**TASK BRIEF**
Each line below that includes the word "LOGO" adds one to the count; give that count and nothing else.

┌─ GIVEN RECORDS

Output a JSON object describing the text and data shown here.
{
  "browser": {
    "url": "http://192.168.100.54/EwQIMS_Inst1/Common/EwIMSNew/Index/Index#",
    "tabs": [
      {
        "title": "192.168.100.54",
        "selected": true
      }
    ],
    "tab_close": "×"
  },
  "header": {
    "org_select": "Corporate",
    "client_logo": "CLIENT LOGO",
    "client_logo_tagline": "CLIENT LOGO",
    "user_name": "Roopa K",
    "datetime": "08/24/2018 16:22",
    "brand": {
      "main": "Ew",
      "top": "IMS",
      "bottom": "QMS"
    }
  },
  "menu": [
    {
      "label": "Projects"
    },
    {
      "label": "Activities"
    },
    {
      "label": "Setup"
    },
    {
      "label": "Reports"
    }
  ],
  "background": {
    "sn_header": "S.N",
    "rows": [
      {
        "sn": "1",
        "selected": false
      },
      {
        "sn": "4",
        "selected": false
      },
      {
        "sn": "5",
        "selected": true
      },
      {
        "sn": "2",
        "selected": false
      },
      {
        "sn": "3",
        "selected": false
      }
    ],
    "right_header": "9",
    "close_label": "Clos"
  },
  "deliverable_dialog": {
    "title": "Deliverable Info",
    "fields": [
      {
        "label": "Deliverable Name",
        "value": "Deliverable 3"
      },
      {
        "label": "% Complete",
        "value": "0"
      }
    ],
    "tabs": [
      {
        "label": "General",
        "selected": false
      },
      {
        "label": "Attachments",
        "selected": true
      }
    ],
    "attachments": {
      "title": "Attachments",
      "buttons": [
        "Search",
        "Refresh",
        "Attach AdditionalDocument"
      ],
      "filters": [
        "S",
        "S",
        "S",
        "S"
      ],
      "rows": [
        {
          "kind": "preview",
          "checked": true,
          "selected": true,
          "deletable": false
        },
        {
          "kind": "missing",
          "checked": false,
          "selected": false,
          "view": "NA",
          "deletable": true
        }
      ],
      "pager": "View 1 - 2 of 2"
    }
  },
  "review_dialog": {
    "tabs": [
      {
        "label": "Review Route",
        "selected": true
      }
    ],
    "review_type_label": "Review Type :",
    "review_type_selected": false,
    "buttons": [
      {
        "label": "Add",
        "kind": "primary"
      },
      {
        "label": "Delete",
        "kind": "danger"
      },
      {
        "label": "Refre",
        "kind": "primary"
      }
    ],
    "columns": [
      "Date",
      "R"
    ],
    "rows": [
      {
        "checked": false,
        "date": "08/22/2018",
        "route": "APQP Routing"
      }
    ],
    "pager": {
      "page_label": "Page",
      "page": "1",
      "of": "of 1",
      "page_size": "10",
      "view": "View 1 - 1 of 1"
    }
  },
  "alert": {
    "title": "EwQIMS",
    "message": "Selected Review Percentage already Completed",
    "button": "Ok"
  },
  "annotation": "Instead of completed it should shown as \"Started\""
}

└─

**RESPONSE**
2